Your instructions ▸
Scan the material for the word "Ctrl" and return every matching line.

Exercise inputs ▸
== Segment start ==

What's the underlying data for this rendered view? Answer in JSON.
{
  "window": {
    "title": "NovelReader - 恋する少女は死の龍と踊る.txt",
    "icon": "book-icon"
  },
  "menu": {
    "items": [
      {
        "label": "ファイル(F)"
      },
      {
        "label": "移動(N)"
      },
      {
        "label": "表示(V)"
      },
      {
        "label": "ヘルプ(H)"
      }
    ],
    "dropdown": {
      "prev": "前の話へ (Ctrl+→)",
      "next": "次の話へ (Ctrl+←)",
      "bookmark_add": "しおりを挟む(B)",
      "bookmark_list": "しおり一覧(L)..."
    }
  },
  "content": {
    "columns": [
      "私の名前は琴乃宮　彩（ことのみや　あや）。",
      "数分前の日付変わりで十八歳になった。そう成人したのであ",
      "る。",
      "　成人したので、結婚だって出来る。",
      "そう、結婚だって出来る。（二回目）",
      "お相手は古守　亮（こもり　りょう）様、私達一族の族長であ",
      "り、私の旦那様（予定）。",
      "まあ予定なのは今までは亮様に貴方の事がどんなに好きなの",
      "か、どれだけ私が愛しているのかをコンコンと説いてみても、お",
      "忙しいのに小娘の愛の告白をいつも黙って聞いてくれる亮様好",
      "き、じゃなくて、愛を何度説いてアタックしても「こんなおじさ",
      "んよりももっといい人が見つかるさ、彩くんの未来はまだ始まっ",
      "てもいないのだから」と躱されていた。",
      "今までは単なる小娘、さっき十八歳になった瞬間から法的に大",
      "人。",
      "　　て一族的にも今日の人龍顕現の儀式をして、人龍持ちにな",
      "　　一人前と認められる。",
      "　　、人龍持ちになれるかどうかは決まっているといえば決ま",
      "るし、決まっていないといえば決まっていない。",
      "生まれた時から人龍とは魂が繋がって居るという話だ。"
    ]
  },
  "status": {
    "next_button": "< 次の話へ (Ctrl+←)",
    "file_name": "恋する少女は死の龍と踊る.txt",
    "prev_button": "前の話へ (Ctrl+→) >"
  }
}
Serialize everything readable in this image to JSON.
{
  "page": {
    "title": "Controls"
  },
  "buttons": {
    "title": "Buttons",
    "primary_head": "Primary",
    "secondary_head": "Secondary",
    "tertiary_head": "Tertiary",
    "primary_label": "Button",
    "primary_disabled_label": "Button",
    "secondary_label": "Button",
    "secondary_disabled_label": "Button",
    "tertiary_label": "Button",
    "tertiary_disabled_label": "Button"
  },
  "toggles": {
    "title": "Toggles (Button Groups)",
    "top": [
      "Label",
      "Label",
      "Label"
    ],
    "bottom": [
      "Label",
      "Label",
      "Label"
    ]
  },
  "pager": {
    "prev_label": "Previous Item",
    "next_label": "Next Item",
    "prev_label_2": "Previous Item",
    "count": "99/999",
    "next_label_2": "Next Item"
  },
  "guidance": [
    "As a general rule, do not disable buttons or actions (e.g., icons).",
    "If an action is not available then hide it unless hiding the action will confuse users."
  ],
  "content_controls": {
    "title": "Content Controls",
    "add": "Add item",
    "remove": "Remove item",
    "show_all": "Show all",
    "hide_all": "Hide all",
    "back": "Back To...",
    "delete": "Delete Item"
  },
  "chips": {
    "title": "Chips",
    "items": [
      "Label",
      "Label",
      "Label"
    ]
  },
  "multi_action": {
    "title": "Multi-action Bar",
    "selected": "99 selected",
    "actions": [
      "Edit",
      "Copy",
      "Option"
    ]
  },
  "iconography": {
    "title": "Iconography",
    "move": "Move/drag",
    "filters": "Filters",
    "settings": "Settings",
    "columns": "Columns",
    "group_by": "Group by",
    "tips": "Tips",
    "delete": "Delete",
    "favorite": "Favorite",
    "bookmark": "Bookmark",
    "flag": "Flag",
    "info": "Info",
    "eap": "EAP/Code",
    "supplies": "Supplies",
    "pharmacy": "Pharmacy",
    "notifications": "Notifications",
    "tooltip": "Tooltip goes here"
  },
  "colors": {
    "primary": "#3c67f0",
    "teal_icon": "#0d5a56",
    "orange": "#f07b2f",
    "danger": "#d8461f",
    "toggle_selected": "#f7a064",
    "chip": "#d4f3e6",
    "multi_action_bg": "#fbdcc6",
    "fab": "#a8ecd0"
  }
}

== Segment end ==

The completed task ▸
      "prev": "前の話へ (Ctrl+→)",
      "next": "次の話へ (Ctrl+←)",
    "next_button": "< 次の話へ (Ctrl+←)",
    "prev_button": "前の話へ (Ctrl+→) >"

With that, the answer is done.